Along with an ever increasing prize fund and staging at various venues across Great Britain, the Open Championship has also seen numerous trophies and medals since Tom Morris was awarded and retired the Challenge Belt in 1870, 10 years after it was introduced. One of the trophies introduced since has become one of the most iconic and recognisable trophies in sport, the Golf Champion Trophy. Commonly known as the Claret Jug, the trophy replaced the Challenge Belt, and has been awarded to every winner of the Open Championship since 1873, and is still presented to the winner today. Along with the Claret Jug, the winner is also awarded with the Gold Medal, which was first introduced in 1872, when the Golf Champion Trophy was still being made. Since 1949 the Silver Medal has been handed out to the highest finishing amateur player in the tournament, with a Bronze Medal being awarded to all other amateurs playing in the final round since 1972.

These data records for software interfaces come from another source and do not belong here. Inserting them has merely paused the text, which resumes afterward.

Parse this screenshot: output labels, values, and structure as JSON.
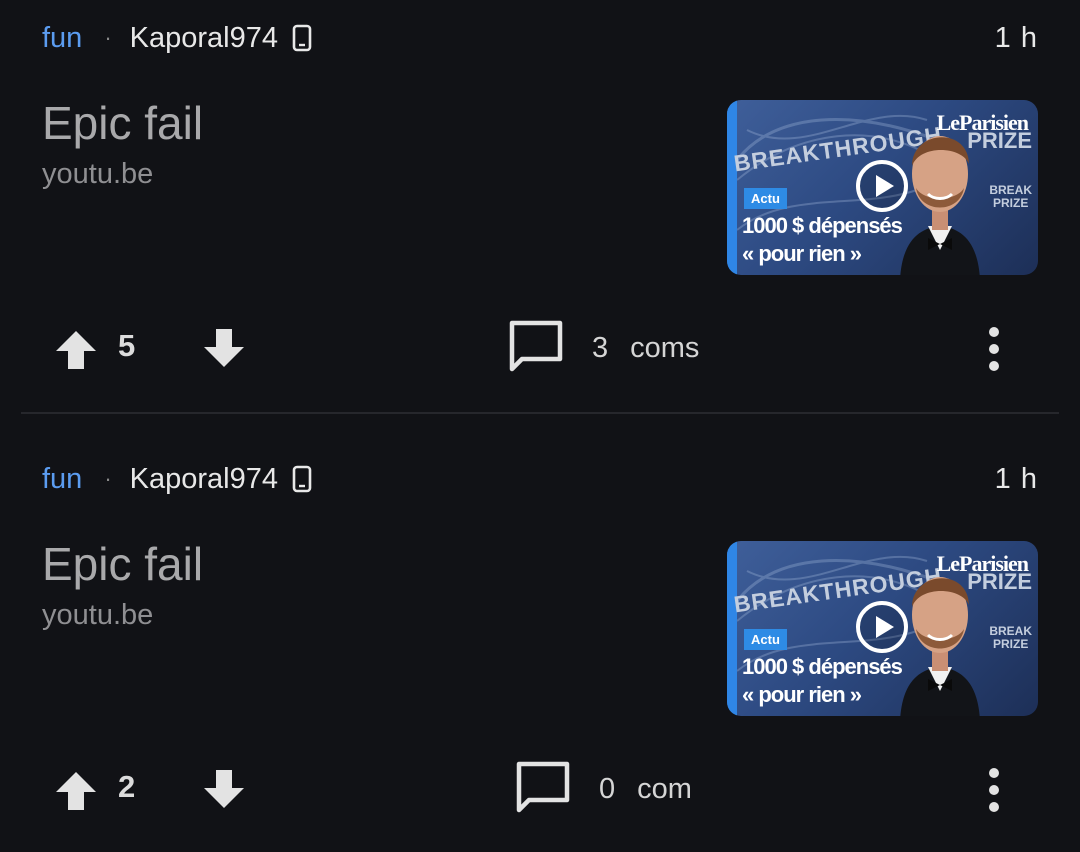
{
  "posts": [
    {
      "community": "fun",
      "separator": "·",
      "author": "Kaporal974",
      "device_icon": "phone-icon",
      "time": "1 h",
      "title": "Epic fail",
      "domain": "youtu.be",
      "thumbnail": {
        "headline_line1": "1000 $ dépensés",
        "headline_line2": "« pour rien »",
        "tag": "Actu",
        "logo": "LeParisien",
        "backdrop_top": "BREAKTHROUGH",
        "backdrop_right": "PRIZE"
      },
      "score": "5",
      "comment_count": "3",
      "comment_label": "coms"
    },
    {
      "community": "fun",
      "separator": "·",
      "author": "Kaporal974",
      "device_icon": "phone-icon",
      "time": "1 h",
      "title": "Epic fail",
      "domain": "youtu.be",
      "thumbnail": {
        "headline_line1": "1000 $ dépensés",
        "headline_line2": "« pour rien »",
        "tag": "Actu",
        "logo": "LeParisien",
        "backdrop_top": "BREAKTHROUGH",
        "backdrop_right": "PRIZE"
      },
      "score": "2",
      "comment_count": "0",
      "comment_label": "com"
    }
  ],
  "colors": {
    "background": "#111216",
    "community": "#5b9cf0",
    "title": "#a9a9ab",
    "thumb_accent": "#2e8be5"
  }
}
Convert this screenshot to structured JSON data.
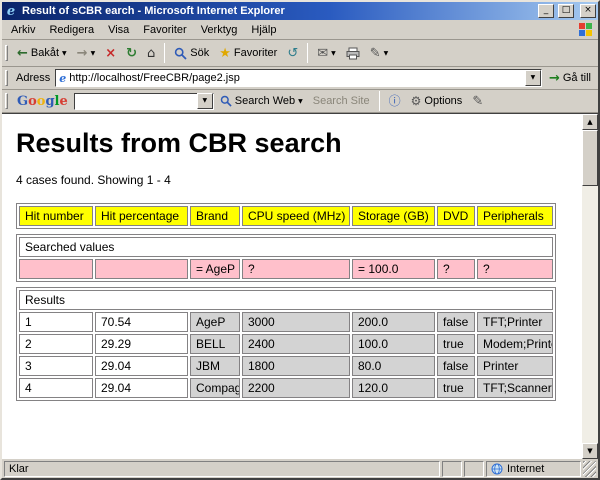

In 1995, the Open Championship became a part of the PGA tour schedule, and has since been a tournament that the American professionals have had a firm stranglehold on. In the first 12 Open Championship's since the tournament became apart of the PGA tour, it was won by an American in all but two of its renewals, three occasions by the most recognisable player in the modern era, Tiger Woods.

Recent Open Championship Winners


2015 - St Andrews

Zach Johnson (United States)

273 (-15)

1st Prize - £1,150,000



2014 – Royal Liverpool Golf Club

Rory McIlroy (Northern Ireland)

271 (-17)

1st Prize - £975,000



2013 – Muirfield

Phil Mickleson (United States)

281 (-3)

1st Prize - £945,000



2012 – Royal Lytham & St Annes Golf Club

Ernie Els (South Africa)

273 (-7)

1st Prize - £900,000



2011 – Royal St George's Golf Club

Darren Clarke (Northern Ireland)

275 (-5)

1st Prize - £900,000



2010 – St Andrews

Louis Oosthuizen (South Africa)

272 (-16)

1st Prize - £850,000



2009 – Turnberry

Stewart Cink (United States)

278 (-2) PO

1st Prize - £750,000



2008 – Royal Birkdale Golf Club

Padraig Harrington (Ireland)

283 (+3)

1st Prize - £750,000



2007 – Carnoustie Golf Links

Padraig Harrington (Ireland)

277 (-7) PO

1st Prize - £750,000



2006 – Royal Liverpool Golf Club

Tiger Woods (United States)

270 (-18)

1st Prize - £720,000

The Open Championship Free Bets

The British Open is one of the most exciting golfing events of the year, made even more exciting by our free bet offers. You can use our betting advice outlined above, and our tournament previews to make your selections and pick out the best bets for the Open Championship. Additionally, through Monsterbet, you can also have a free bet with our top recommended bookmakers, by simply choosing a free bet from our specially compiled list of bookmakers we recommended for betting on the Open Championship and on Golf in general. Good Luck!.